ICD-9 784.91
eMedicine ent/338 

Please Take Over This Page and Apply to be Editor-In-Chief for this topic: There can be one or more than one Editor-In-Chief. You may also apply to be an Associate Editor-In-Chief of one of the subtopics below. Please mail us [1] to indicate your interest in serving either as an Editor-In-Chief of the entire topic or as an Associate Editor-In-Chief for a subtopic. Please be sure to attach your CV and or biographical sketch. Post-nasal drip (PND) occurs when excessive mucus is produced by the sinuses. The excess mucus accumulates in the throat or back of the nose. It can be caused by rhinitis, sinusitis, or laryngopharyngeal acid reflux. It can be enhanced or sometimes even caused by allergies, whether in spring, fall or early summer.


The term PND is considered obsolete by some sources and is now referred to as "Chronic Upper Airway Cough Syndrome".[1] However, the term "Post-nasal drip" still used in modern medical literature[2][3], though some do not consider the term to be well-defined.[4]
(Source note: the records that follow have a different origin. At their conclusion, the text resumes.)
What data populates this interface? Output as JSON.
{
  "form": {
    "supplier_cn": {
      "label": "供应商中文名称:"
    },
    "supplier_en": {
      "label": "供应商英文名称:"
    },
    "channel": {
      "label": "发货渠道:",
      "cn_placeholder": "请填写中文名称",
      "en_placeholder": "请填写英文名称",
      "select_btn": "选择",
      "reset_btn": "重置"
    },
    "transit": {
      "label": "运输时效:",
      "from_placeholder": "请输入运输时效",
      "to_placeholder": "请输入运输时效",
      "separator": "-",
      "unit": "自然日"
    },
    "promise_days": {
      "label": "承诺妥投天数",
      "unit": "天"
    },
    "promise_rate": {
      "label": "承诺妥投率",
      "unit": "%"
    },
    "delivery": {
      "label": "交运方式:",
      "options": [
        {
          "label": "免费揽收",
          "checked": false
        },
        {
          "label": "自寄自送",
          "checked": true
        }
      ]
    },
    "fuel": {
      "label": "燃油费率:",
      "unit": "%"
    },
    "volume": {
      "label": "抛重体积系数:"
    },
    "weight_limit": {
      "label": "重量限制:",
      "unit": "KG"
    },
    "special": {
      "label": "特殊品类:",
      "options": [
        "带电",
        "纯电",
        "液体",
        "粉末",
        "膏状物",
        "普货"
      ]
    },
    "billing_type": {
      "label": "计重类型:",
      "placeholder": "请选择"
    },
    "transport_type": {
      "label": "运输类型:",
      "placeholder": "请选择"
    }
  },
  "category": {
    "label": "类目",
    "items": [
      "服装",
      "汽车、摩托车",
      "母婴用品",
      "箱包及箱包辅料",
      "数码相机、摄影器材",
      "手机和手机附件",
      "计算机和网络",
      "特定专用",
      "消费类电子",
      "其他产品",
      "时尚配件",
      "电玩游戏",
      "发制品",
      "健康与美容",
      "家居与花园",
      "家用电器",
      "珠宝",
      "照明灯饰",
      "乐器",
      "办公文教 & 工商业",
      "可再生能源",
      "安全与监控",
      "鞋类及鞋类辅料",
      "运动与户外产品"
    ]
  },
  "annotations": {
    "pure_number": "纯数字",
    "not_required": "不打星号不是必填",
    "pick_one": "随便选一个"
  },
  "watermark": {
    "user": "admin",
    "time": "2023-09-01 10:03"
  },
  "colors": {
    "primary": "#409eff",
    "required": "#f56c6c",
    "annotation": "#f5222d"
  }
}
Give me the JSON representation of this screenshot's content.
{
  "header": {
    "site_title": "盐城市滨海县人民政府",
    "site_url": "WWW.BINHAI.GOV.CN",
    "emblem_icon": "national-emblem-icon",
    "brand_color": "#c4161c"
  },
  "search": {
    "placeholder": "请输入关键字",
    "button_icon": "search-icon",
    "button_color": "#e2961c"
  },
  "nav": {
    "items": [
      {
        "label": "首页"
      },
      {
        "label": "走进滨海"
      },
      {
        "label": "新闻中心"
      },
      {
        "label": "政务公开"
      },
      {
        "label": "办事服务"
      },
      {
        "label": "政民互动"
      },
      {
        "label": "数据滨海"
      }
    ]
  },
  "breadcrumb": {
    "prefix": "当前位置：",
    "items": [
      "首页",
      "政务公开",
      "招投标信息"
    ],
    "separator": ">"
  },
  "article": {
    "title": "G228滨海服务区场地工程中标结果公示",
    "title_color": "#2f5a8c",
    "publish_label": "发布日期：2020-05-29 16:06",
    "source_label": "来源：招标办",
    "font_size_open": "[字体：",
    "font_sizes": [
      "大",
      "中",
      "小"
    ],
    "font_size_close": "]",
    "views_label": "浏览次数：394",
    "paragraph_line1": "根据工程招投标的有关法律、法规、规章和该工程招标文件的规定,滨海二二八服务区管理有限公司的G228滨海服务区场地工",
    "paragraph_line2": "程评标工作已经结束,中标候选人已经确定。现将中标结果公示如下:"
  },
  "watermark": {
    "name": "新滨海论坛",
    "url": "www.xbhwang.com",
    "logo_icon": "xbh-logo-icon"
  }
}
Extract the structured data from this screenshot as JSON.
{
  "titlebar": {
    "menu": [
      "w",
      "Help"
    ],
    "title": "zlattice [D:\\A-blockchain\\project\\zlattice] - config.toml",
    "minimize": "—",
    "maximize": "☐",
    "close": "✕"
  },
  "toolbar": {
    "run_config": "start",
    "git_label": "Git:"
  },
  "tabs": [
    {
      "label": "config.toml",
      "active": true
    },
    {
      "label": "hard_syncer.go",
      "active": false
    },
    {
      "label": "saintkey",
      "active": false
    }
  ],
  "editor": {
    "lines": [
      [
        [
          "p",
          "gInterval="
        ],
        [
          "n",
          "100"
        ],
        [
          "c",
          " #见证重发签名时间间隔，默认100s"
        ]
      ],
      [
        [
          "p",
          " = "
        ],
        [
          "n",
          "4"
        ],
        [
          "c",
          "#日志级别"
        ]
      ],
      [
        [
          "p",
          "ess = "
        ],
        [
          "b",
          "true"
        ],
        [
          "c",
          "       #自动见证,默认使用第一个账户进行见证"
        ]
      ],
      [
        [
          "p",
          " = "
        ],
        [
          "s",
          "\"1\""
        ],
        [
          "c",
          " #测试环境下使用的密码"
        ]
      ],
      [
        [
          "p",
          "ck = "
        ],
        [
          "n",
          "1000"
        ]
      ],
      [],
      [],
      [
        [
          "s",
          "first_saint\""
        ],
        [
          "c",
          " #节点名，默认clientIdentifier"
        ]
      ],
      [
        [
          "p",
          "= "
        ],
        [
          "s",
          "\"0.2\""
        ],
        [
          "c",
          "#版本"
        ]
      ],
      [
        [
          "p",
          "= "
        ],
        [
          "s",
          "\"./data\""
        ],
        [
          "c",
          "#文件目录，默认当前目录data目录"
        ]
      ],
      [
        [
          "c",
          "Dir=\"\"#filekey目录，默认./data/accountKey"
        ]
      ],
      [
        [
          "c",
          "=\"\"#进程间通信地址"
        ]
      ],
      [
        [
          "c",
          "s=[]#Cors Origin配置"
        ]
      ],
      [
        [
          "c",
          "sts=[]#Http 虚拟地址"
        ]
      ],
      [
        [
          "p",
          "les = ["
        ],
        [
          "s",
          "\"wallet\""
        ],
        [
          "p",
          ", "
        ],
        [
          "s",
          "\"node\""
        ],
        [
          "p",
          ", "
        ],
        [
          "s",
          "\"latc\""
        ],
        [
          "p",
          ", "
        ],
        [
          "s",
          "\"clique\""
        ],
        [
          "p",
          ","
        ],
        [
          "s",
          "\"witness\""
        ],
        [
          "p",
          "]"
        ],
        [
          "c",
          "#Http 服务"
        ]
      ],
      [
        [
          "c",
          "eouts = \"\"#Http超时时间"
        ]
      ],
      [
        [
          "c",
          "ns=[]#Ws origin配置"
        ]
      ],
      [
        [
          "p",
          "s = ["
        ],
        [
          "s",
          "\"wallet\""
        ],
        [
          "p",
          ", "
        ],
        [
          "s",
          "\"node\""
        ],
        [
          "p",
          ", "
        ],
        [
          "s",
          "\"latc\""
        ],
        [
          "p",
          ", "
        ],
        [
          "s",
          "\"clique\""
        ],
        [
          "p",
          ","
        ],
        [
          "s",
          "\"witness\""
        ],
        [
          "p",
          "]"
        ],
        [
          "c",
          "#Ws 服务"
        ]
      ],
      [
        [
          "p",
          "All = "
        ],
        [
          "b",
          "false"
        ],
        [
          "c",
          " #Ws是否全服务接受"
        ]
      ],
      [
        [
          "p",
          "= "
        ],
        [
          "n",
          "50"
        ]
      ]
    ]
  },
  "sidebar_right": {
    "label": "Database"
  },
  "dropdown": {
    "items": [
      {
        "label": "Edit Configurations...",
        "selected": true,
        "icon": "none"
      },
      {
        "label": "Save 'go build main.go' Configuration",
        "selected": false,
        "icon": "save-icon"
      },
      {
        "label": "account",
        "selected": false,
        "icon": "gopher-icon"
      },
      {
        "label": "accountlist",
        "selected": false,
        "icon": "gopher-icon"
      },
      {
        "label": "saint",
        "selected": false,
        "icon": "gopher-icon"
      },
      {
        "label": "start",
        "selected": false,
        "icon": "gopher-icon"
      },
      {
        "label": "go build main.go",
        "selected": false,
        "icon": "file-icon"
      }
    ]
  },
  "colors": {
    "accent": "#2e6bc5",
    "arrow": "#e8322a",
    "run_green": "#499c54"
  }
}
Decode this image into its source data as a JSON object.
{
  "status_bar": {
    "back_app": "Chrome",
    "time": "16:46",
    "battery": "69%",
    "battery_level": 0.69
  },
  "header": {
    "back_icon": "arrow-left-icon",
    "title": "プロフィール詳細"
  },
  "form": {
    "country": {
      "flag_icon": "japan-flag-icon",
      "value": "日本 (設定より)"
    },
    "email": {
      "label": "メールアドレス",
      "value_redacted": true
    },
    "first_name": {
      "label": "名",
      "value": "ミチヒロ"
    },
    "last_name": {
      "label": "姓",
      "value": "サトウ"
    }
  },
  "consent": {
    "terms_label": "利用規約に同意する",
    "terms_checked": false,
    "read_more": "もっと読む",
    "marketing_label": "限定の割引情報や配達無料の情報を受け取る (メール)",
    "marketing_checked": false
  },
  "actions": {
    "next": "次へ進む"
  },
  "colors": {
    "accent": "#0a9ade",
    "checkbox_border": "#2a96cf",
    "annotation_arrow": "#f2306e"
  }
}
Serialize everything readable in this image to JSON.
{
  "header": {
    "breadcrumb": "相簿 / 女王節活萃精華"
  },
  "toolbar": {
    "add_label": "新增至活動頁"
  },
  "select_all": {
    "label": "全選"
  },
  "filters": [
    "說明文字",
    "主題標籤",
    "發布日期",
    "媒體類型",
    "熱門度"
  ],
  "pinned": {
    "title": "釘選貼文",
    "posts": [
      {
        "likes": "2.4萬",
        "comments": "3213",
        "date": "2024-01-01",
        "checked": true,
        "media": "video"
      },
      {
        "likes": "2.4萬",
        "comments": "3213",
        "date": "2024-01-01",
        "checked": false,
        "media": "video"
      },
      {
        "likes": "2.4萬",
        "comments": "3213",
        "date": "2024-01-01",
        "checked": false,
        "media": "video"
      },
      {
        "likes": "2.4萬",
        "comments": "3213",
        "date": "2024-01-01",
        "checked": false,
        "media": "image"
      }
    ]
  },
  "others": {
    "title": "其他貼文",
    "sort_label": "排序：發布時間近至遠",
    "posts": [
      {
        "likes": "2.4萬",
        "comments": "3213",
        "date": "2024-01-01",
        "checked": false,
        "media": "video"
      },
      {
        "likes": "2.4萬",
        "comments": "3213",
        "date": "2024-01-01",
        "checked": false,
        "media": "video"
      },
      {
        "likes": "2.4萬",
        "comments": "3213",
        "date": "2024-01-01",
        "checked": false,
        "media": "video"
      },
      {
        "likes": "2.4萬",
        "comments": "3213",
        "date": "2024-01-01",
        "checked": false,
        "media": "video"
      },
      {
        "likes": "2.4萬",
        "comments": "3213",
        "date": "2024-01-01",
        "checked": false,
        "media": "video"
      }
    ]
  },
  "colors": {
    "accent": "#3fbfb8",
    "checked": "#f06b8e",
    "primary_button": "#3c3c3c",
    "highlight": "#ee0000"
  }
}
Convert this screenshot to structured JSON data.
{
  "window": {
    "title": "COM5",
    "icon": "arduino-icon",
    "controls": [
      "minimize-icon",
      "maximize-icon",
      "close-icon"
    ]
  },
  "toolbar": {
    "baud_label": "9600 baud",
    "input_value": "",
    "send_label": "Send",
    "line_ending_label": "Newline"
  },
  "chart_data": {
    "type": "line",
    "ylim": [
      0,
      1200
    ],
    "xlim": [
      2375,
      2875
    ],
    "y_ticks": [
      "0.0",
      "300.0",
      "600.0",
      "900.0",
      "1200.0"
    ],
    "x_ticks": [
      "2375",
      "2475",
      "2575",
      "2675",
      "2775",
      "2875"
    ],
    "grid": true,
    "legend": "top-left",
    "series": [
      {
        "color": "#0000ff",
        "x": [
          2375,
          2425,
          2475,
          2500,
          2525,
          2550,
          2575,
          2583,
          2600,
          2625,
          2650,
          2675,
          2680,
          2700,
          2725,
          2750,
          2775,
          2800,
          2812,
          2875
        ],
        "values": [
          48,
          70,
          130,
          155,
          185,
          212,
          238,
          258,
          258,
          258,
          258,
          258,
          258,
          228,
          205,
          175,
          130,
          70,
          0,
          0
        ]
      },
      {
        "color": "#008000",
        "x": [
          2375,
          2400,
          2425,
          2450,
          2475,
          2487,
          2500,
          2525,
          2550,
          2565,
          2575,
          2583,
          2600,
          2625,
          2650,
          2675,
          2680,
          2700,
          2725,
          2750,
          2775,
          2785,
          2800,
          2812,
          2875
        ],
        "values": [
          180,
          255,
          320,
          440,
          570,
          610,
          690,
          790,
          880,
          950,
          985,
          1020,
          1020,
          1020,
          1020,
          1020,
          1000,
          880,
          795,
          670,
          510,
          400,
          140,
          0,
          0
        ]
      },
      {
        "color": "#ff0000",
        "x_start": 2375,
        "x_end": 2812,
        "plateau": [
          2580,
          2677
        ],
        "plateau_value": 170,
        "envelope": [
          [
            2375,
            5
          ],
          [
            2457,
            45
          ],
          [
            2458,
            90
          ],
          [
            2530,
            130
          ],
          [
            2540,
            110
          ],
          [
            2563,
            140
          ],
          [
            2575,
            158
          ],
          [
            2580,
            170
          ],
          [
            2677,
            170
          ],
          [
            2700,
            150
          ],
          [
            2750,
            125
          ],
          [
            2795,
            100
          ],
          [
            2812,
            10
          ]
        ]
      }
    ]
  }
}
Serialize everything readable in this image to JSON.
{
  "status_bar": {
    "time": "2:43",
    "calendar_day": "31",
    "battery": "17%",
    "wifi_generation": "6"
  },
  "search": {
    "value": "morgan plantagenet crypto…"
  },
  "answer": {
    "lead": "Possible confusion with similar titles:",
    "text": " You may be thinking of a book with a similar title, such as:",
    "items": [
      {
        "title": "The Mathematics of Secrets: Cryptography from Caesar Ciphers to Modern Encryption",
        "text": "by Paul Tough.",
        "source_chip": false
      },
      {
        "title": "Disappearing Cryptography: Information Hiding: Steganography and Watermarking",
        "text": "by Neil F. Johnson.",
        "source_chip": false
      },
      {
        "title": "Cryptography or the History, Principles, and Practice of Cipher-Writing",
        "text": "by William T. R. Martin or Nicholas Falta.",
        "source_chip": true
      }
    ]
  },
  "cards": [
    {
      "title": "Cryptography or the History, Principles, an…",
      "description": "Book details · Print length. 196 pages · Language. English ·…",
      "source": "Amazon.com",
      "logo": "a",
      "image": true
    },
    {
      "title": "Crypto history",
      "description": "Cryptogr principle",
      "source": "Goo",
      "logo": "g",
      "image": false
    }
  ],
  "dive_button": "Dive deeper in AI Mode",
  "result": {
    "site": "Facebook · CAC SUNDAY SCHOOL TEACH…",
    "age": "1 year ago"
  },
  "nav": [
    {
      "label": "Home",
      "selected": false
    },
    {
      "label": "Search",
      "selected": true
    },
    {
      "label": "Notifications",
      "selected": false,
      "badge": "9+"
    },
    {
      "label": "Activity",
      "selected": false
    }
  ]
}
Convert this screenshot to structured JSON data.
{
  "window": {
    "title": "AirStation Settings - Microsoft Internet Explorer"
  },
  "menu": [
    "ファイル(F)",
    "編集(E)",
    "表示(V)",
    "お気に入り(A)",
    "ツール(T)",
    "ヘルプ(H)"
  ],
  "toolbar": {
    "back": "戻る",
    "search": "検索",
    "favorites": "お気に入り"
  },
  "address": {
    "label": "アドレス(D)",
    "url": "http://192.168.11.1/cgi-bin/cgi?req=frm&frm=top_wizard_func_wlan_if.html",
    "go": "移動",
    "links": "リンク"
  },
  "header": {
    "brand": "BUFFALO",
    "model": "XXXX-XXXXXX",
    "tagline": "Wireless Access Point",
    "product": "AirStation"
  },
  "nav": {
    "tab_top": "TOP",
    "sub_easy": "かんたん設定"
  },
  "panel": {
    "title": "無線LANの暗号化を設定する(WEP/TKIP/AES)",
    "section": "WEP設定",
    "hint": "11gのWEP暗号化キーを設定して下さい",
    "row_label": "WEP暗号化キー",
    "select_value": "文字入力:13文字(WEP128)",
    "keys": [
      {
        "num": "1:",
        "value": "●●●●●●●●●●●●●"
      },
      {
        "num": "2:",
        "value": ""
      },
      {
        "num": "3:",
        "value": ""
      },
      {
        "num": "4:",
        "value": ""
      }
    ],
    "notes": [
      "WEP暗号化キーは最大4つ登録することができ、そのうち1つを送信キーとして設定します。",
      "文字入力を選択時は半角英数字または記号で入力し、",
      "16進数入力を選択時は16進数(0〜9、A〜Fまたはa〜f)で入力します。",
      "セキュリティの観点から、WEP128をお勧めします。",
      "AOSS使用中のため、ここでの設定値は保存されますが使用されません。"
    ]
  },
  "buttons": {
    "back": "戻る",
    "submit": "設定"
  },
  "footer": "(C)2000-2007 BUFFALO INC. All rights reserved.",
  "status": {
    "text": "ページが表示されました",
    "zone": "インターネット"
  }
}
Associated conditions

PND may be, in some cases, a contributing cause for halitosis - bad breath arising from the posterior tongue dorsum.[5]


An individual may be diagnosed as suffering from post-nasal drip if they suffer from the following symptoms.


A person seeking treatment for post-nasal drip should see an otolaryngologist or family physician. For minor relief, drinking plenty of fluids, particularly hot water, can help.

Treatment may include antibiotics, nasal irrigation, or minor surgery. Recently the introduction of pulsatile irrigators specifically for sinus irrigation have been reported best for nasal irrigation [7]

Other treatments, for the allergy aspect of the disorder, include the usage of antihistamines and/or decongestants to treat the most common effects. Steroids may also be prescribed for short-term usage, as extended use may cause harmful side effects.

[edit] External links


  1. Pratter MR (2006). "Chronic upper airway cough syndrome secondary to rhinosinus diseases (previously referred to as postnasal drip syndrome): ACCP evidence-based clinical practice guidelines". Chest. 129 (1 Suppl): 63S–71S. doi:10.1378/chest.129.1_suppl.63S. PMID 16428694.
  2. Chao TK, Liu CM, Huang WH (2007). "Significance of blood-tinged post-nasal drip in paranasal sinus disease": 1–4. doi:10.1017/S0022215107000394. PMID 17888198.
  3. O'Hara J, Jones NS (2006). ""Post-nasal drip syndrome": most patients with purulent nasal secretions do not complain of chronic cough". Rhinology. 44 (4): 270–3. PMID 17216744.
  4. Morice AH (2004). "Post-nasal drip syndrome--a symptom to be sniffed at?". Pulmonary pharmacology & therapeutics. 17 (6): 343–5. doi:10.1016/j.pupt.2004.09.005. PMID 15564073.
  5. Rosenberg M (1996). "Clinical assessment of bad breath: current concepts". Journal of the American Dental Association (1939). 127 (4): 475–82. PMID 8655868.
  6. "Chronic Cough RG". Retrieved 2007-11-02.
  7. Health Solutions Web site specializing on Pulsatile Irrigation